Twenty-six years ago, the Progressive Conservative Party of Canada attacked then-Liberal leader Jean Chretien with a not-very-good attack ad during a federal election.
People quite justifiably saw this not-very-good attack ad as targeting Chretien’s Bell’s Palsy, which is further evidence for the ad itself being not very good.
Canadians were faced with a clear choice: make better attack ads (that didn’t attack a politician based on their appearance, intelligence, voice, gender, etc.), or spend the next three decades arguing that attack ads shouldn’t exist while making more not-very-good attack ads that seem intentionally designed to avoid going “too far” and avoid the kind of backlash generated by the Chretien Face Ad.
You can probably guess which path we went down as a nation.
And so, when another round of not-very-good attack ads against CPC Leader Andrew Scheer surfaced during Game 6 of the NBA Finals, at a time and place when nobody wanted to think about politics, we were subjected in turn to another round of predictable articles fretting about their morality and their effect on our discourse.
As usual, nobody wanted to point out that the ads made little sense (Andrew Scheer as a bobblehead?), contained obvious errors (one featured a soldier who wasn’t wearing a Canadian uniform), and, most of all, were far too tame to properly be “attack ads.”
The plan was apparently to define Andrew Scheer because he hadn’t defined himself. To do this, the ads portrayed Scheer as a puppet of Doug Ford, which meant that the ad had to give equal time to attacking Ford and Scheer. They claimed Scheer was a “yes man to the 1%”, even though barely anybody uses the term “the 1%” anymore.

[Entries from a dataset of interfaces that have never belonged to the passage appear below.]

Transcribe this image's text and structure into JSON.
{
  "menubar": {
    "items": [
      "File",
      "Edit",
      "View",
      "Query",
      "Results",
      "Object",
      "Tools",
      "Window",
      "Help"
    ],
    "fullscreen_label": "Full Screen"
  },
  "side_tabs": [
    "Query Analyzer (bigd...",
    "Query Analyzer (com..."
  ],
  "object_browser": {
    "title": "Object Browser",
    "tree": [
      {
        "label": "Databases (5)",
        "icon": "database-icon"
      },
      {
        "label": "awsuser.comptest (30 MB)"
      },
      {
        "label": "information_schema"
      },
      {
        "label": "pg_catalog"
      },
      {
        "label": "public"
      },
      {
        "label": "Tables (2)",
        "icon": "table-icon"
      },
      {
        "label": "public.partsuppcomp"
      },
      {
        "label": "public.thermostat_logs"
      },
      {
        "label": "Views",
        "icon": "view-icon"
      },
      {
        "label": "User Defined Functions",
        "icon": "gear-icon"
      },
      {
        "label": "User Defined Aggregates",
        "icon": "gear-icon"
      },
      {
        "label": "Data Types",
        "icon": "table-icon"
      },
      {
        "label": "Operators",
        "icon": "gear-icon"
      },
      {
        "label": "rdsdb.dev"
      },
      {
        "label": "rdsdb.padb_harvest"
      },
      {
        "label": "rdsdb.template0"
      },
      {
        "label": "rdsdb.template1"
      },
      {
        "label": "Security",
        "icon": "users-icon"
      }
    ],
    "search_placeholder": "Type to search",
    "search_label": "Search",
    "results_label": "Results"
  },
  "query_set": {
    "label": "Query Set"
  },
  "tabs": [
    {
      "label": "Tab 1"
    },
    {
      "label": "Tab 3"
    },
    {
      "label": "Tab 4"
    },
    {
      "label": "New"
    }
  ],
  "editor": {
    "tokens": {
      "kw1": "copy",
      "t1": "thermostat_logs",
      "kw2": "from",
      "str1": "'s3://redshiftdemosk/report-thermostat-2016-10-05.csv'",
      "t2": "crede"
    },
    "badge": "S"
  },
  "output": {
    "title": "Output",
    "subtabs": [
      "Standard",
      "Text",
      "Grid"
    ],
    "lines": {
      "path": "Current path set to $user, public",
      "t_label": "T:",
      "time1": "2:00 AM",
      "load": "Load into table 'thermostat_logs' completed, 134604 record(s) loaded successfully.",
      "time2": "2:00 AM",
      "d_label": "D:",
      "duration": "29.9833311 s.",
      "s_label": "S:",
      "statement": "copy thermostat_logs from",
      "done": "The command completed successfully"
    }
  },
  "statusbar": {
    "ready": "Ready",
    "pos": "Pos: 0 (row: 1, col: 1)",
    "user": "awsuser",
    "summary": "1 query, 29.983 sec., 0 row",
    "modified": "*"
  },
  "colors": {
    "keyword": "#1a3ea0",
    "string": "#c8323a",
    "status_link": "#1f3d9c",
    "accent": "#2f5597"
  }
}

They claim Scheer is in thrall to the rich and big business, but because the people behind the ads trying really hard to avoid actually offending anybody, they also don’t define who “the rich” and “big business” actually are.
I’m not arguing that the Conservative attack ad against progressive parties are much better. They were the ones who came up with the Chretien Face Ad, and they had their own eye-rolling ads during the game, bringing back the actors from the ineffective “Job Interview” anti-Trudeau ads from 2015. And earlier this year, they got in trouble when they created a parody of Heritage Canada’s “Heritage Minutes” to attack Trudeau’s numerous ethics breaches.
But UNIFOR, the powerful collection of private-sector unions who support the anti-Scheer ads, count among their number workers from Canada’s journalist, print media, television, and online media sectors. They endorsed these ads. They represent Canada’s creative types. And these ads are anything but creative.
Not only that, but UNIFOR boss Jerry Dias pledged to become Scheer’s worst nightmare. How does endorsing these weaksauce ads accomplish that goal?
And it’s not as though Canada’s left had a great track record when it comes to attack ads. Look at this bizarre short film conceived before the 2014 Ontario election attacking Tim Hudak.
How about this bit of what-the-hell from the 2010 Winnipeg Mayoral election, which contains the line, “Sam Katz. He kicks children in the face. Nice.”?
Or my personal favourite—Olivia Chow’s campaign song from the 2014 mayoral election:
Looking at these ads, I can’t help but draw the conclusion that their creators just don’t like conservative politicians, and everybody they know just doesn’t like conservative politicians.
They don’t bother to make their ads clever, funny, or memorable because they’ve never had to explain why they don’t like conservatives in a way that resonates with people for whom that hatred isn’t obvious.